Currently I am working at the Legal Aid Foundation of Los Angeles working in the Immigration Unit and I am currently working on an asylum case from southeast Asia. It has been very interesting to work on a case from this part of the world shortly after spending time there and it has helped to keep our time there in perspective.
One thing I had a problem with at the conference was the way we seemed to close our eyes, or at least our mouths, to some of the glaring problems in several parts of the world. Human rights violations in China were not mentioned and Sudan, Uganda and Columbia were only mentioned in passing, to name a few. I understand that there is only so much we can cover in four or five days, but the level of focus on the US was disconcerting to me in the face of these other countries that deserve our attention.
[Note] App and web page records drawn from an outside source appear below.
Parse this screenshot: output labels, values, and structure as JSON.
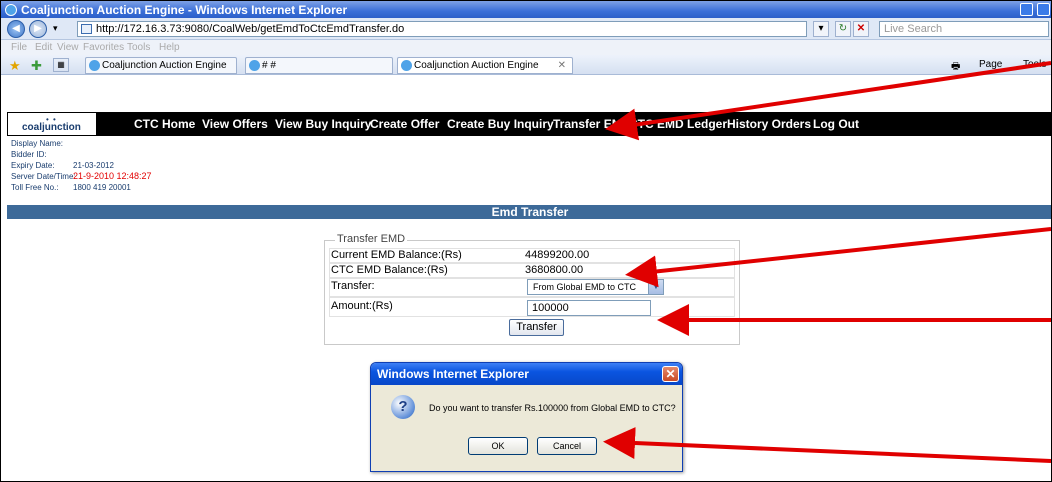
{
  "window": {
    "title": "Coaljunction Auction Engine - Windows Internet Explorer"
  },
  "browser": {
    "url": "http://172.16.3.73:9080/CoalWeb/getEmdToCtcEmdTransfer.do",
    "search_placeholder": "Live Search",
    "menu": [
      "File",
      "Edit",
      "View",
      "Favorites",
      "Tools",
      "Help"
    ],
    "tabs": [
      "Coaljunction Auction Engine",
      "# #",
      "Coaljunction Auction Engine"
    ],
    "toolbar": {
      "page": "Page",
      "tools": "Tools"
    }
  },
  "app": {
    "logo": "coaljunction",
    "nav": [
      "CTC Home",
      "View Offers",
      "View Buy Inquiry",
      "Create Offer",
      "Create Buy Inquiry",
      "Transfer EMD",
      "CTC EMD Ledger",
      "History Orders",
      "Log Out"
    ],
    "info": {
      "display_name_label": "Display Name:",
      "bidder_id_label": "Bidder ID:",
      "expiry_label": "Expiry Date:",
      "expiry_value": "21-03-2012",
      "server_label": "Server Date/Time:",
      "server_value": "21-9-2010 12:48:27",
      "tollfree_label": "Toll Free No.:",
      "tollfree_value": "1800 419 20001"
    },
    "section_title": "Emd Transfer",
    "form": {
      "legend": "Transfer EMD",
      "current_label": "Current EMD Balance:(Rs)",
      "current_value": "44899200.00",
      "ctc_label": "CTC EMD Balance:(Rs)",
      "ctc_value": "3680800.00",
      "transfer_label": "Transfer:",
      "transfer_selected": "From Global EMD to CTC",
      "amount_label": "Amount:(Rs)",
      "amount_value": "100000",
      "submit_label": "Transfer"
    }
  },
  "dialog": {
    "title": "Windows Internet Explorer",
    "message": "Do you want to transfer Rs.100000 from Global EMD to CTC?",
    "ok": "OK",
    "cancel": "Cancel"
  },
  "colors": {
    "nav_bg": "#000000",
    "section_bar": "#3d6a99",
    "arrow": "#e00000",
    "server_time": "#e20000"
  }
}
Vietnam, while being the host country, faces several of its own challenges and the country reports from the UN and Human Rights Watch clearly reflect as much. Vietnam was all but hailed as a bastion of freedom and progress. This was troubling for me. While I understand that, as one of the world’s strongest powers, the US rightfully garners a lot of attention. I strongly criticize our shortcomings and call for the prosecution of our leaders when we break international law, but I felt as if some of these other hotbeds of human rights violations needed attention as well. They may have been discussed in the other commissions and if so, then I need to speak with the people who were in those meetings.
That being said, I will walk away from the conference with an overwhelming amount of respect for the people of Vietnam. I was humbled by the love shown by them and the forgiveness expressed for the wrongs perpetrated against the people of their country. They exemplified the qualities that the world will need to adopt in order to create the truly peaceful world for which we strive. I recently heard someone say that even the weakest person can carry the heaviest of grudges and maybe it takes the strongest to let go of that burden. I hope that we can learn from the strength of the Vietnamese people.
I was inspired by the lawyers at this conference who work for international peace. Expanding one’s practice to think about the impact that it can have upon the world is a noble venture and we need more lawyers to take on issues of international human and environmental rights.
It is absolutely imperative that the students and lawyers who were in Vietnam share their experiences and knowledge with the people who were not able to be there. Lincoln Ellis, a fellow law student, and I are going to host a brown-bag lunch or informal dinner here in Los Angeles sometime in the next month or so to share stories and talk about our experiences in Vietnam. If anyone would like to get an invitation, feel free to email me at email@example.com.